Welch Senior Living Memory Care Program Leaders

Senior clinical assisted living practitioner Ellen Laramee, RN, CDP on left; Clinical Social Worker Joyce Watson O’Neil, LICSW, MPH, CDP on right.

Welch Senior Living Memory Care Program leaders, Ellen Laramee, RN, CDP and Joyce Watson O’Neil, LICSW, MPH, CDP have a combined 60 years of experience planning, developing and managing memory care programs. They are charged with setting the standards for our cutting-edge program, focused on person-centered care. Working in collaboration with executive directors and program directors they establish care protocols, and develop and implement specialized memory care staff training programs.

As Program leaders, they provide clinical oversight and quality assurance for care planning and resident engagement programs, and are important resources to support struggling to cope with a loved one’s diagnosis.

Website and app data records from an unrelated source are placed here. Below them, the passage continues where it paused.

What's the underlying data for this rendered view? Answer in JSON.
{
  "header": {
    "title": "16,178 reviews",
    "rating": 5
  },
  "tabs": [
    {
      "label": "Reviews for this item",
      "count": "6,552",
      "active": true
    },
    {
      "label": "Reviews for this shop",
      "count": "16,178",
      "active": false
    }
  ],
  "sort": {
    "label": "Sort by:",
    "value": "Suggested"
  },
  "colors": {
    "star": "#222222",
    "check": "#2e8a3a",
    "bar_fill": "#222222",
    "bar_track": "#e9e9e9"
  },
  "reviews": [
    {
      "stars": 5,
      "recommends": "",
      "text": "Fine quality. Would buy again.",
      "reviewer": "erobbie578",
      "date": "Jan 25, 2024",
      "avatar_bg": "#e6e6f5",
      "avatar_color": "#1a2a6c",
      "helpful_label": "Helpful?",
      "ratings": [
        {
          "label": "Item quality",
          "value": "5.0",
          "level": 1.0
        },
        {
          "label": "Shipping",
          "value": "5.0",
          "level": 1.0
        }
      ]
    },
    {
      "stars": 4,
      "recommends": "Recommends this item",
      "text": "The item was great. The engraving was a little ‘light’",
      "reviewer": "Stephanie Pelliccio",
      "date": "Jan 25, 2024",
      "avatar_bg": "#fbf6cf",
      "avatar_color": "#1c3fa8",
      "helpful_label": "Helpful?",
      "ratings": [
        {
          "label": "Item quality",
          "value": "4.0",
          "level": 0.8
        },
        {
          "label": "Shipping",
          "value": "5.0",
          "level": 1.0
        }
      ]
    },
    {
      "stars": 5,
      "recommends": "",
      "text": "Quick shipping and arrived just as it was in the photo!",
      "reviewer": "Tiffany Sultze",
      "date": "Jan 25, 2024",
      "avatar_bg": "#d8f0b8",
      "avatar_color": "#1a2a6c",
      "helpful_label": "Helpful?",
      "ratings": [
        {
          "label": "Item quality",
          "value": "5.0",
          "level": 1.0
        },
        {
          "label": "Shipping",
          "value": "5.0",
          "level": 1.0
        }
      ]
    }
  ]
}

“Our new Duxbury House Memory Care Residence supports the uniqueness of each individual resident,” says Watson O’Neil, who has been with Welch Senior Living for 30 years. “That person – who they are, their life experiences, what they enjoy, their individual strengths – is at the center of their care. We provide a therapeutic environment focused on generating self-worth and positive emotions.”

Memory Care Community Painting Activity

Ellen Laramee, RN, CDP, a senior clinical assisted living and certified dementia practitioner with 30 years at Welch Senior Living, adds that a positive environment is created in part by setting up comprehensive service care plans. “These are designed to mirror what was done at home to help ease the transition to a memory care residence,” she says. Ensuring the plan development is custom tailored to an individual resident is the role of specially trained nursing staff, whom Laramee oversees. Welch Senior Living Memory Care staff are required to receive certification as Certified Dementia Practitioners (CDPs).

Watson O’Neil uses her role as a bridge between an exceptional care team and residents and their families. She sees the value in both sitting with a resident to write his or her story for reference when reminiscing, and meeting with a family member wondering how to broach the idea of the Memory Care Residence with their loved one. “By partnering with families in this way, we learn how to best expand opportunities to engage an individual,” Watson O’Neil said.